Shark sightings at the Jersey shore yesterday pulled swimmers and surfers from the water for several hours. While the animal may have frightened some, it delighted others.
(Photo: Flickr/Lisa GH)
Surfers and lifeguards spotted at least two sharks along Ocean County beaches this week. Lifeguard sergeant Jim Rankin from Seaside Park says he saw the five foot animal slowly cruise northward, about 25 yards from the beach. It’s the first time in his 12 years on the beach that he’s seen a shark.
Rankin: The thing is, they’re always out there, but the fact that we’ve seen one now puts our lifeguards and obviously the patrons on the beach a little bit on edge.
Sharks are a relatively rare sight for beach-goers.
Levine: We treat a sighting of a shark as terrific. As a bonus.
Marie Levine is the founder of a Princeton-based conservation organization called Shark Research Institute. She says the roughly five-foot-long animals are probably sandbar sharks, also called brown sharks. They are the most common in-shore species of shark off of New Jersey, but they’re usually active at dusk and dawn — not 10 AM.
Levine: What that probably tells you is that they’re not hunting, they’re just cruising around enjoying being a shark.

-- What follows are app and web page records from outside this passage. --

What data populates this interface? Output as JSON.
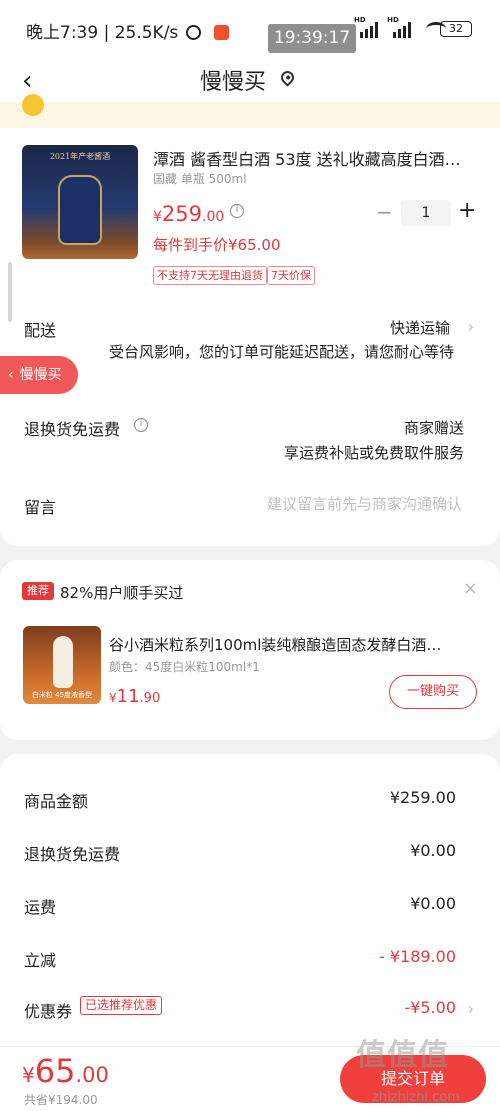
{
  "status_bar": {
    "time_speed": "晚上7:39 | 25.5K/s",
    "clock_overlay": "19:39:17",
    "battery": "32",
    "signal1": "HD",
    "signal2": "HD"
  },
  "nav": {
    "title": "慢慢买",
    "back_icon": "back-chevron-icon",
    "location_icon": "location-pin-icon"
  },
  "product": {
    "image_caption": "2021年产老酱酒",
    "title": "潭酒 酱香型白酒 53度 送礼收藏高度白酒…",
    "spec": "国藏 单瓶 500ml",
    "price_symbol": "¥",
    "price_int": "259",
    "price_dec": ".00",
    "arrive_price": "每件到手价¥65.00",
    "qty": "1",
    "tags": [
      "不支持7天无理由退货",
      "7天价保"
    ]
  },
  "delivery": {
    "label": "配送",
    "value": "快递运输",
    "note": "受台风影响，您的订单可能延迟配送，请您耐心等待"
  },
  "return_fee": {
    "label": "退换货免运费",
    "value": "商家赠送",
    "sub": "享运费补贴或免费取件服务"
  },
  "message": {
    "label": "留言",
    "placeholder": "建议留言前先与商家沟通确认"
  },
  "float_button": {
    "label": "慢慢买"
  },
  "recommend": {
    "badge": "推荐",
    "text": "82%用户顺手买过",
    "image_caption": "白米粒 45度浓香型",
    "title": "谷小酒米粒系列100ml装纯粮酿造固态发酵白酒…",
    "spec": "颜色：45度白米粒100ml*1",
    "price_symbol": "¥",
    "price_int": "11",
    "price_dec": ".90",
    "buy_label": "一键购买"
  },
  "summary": {
    "rows": [
      {
        "label": "商品金额",
        "value": "¥259.00"
      },
      {
        "label": "退换货免运费",
        "value": "¥0.00"
      },
      {
        "label": "运费",
        "value": "¥0.00"
      },
      {
        "label": "立减",
        "value": "- ¥189.00"
      },
      {
        "label": "优惠券",
        "value": "-¥5.00"
      }
    ],
    "coupon_tag": "已选推荐优惠"
  },
  "bottom": {
    "total_symbol": "¥",
    "total_int": "65",
    "total_dec": ".00",
    "total_sub": "共省¥194.00",
    "submit_label": "提交订单"
  },
  "watermark": {
    "text": "值值值",
    "sub": "zhizhizhi.com"
  },
  "colors": {
    "accent_red": "#e4393c",
    "button_red": "#f0403d",
    "float_button": "#f2585a"
  }
}
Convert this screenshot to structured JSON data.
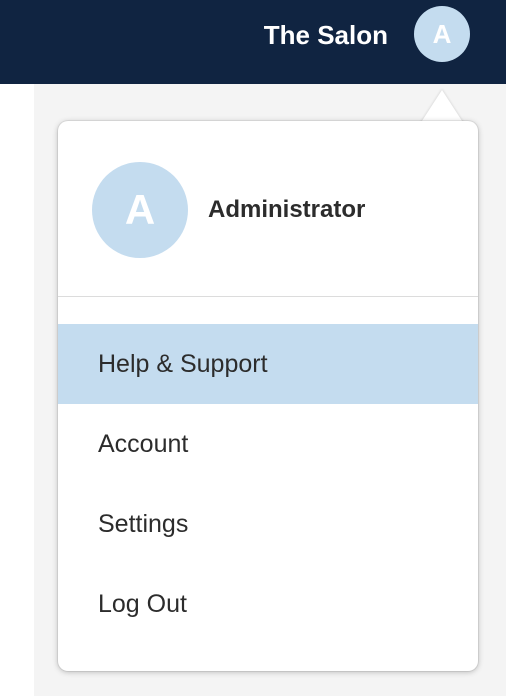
{
  "header": {
    "salon_name": "The Salon",
    "avatar_initial": "A"
  },
  "menu": {
    "profile": {
      "avatar_initial": "A",
      "name": "Administrator"
    },
    "items": [
      {
        "label": "Help & Support",
        "active": true
      },
      {
        "label": "Account",
        "active": false
      },
      {
        "label": "Settings",
        "active": false
      },
      {
        "label": "Log Out",
        "active": false
      }
    ]
  },
  "colors": {
    "topbar": "#102441",
    "avatar": "#c4dcef",
    "highlight": "#c4dcef",
    "text": "#2c2c2c"
  }
}
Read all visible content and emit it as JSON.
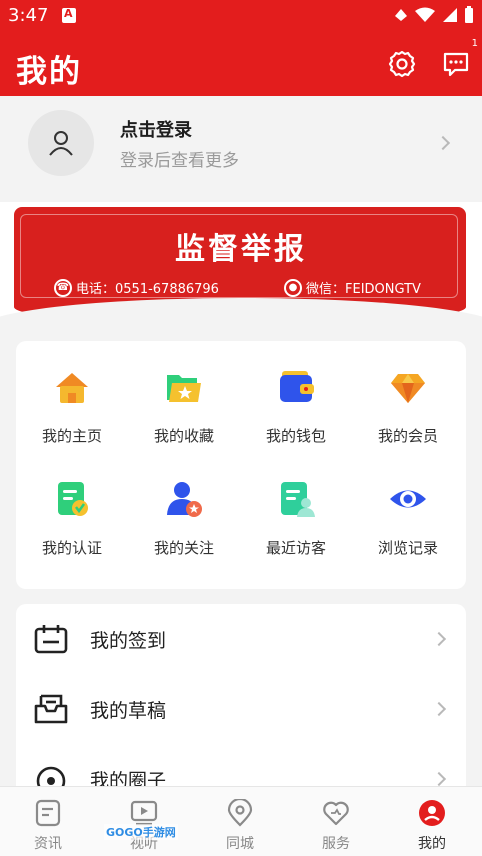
{
  "status_bar": {
    "time": "3:47"
  },
  "header": {
    "title": "我的",
    "message_badge": "1"
  },
  "login": {
    "title": "点击登录",
    "subtitle": "登录后查看更多"
  },
  "banner": {
    "title": "监督举报",
    "phone_text": "电话：0551-67886796",
    "wechat_text": "微信：FEIDONGTV"
  },
  "grid": [
    {
      "label": "我的主页",
      "icon": "home-icon"
    },
    {
      "label": "我的收藏",
      "icon": "folder-star-icon"
    },
    {
      "label": "我的钱包",
      "icon": "wallet-icon"
    },
    {
      "label": "我的会员",
      "icon": "diamond-icon"
    },
    {
      "label": "我的认证",
      "icon": "certify-icon"
    },
    {
      "label": "我的关注",
      "icon": "follow-icon"
    },
    {
      "label": "最近访客",
      "icon": "visitor-icon"
    },
    {
      "label": "浏览记录",
      "icon": "eye-icon"
    }
  ],
  "list": [
    {
      "label": "我的签到",
      "icon": "calendar-icon"
    },
    {
      "label": "我的草稿",
      "icon": "inbox-icon"
    },
    {
      "label": "我的圈子",
      "icon": "circle-icon"
    }
  ],
  "bottom_nav": [
    {
      "label": "资讯",
      "icon": "news-icon",
      "active": false
    },
    {
      "label": "视听",
      "icon": "video-icon",
      "active": false
    },
    {
      "label": "同城",
      "icon": "location-icon",
      "active": false
    },
    {
      "label": "服务",
      "icon": "heart-icon",
      "active": false
    },
    {
      "label": "我的",
      "icon": "profile-icon",
      "active": true
    }
  ],
  "watermark": "GOGO手游网",
  "colors": {
    "brand_red": "#e31d1d",
    "icon_blue": "#2f54eb",
    "icon_green": "#2fcf7b",
    "icon_orange": "#f5a623"
  }
}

Levine says the sandbar shark’s numbers have been declining, because their oversized dorsal fins make them popular seafood dishes. The sharks pose little threat to humans.
[The original version of this story had an incorrect name for the SRI]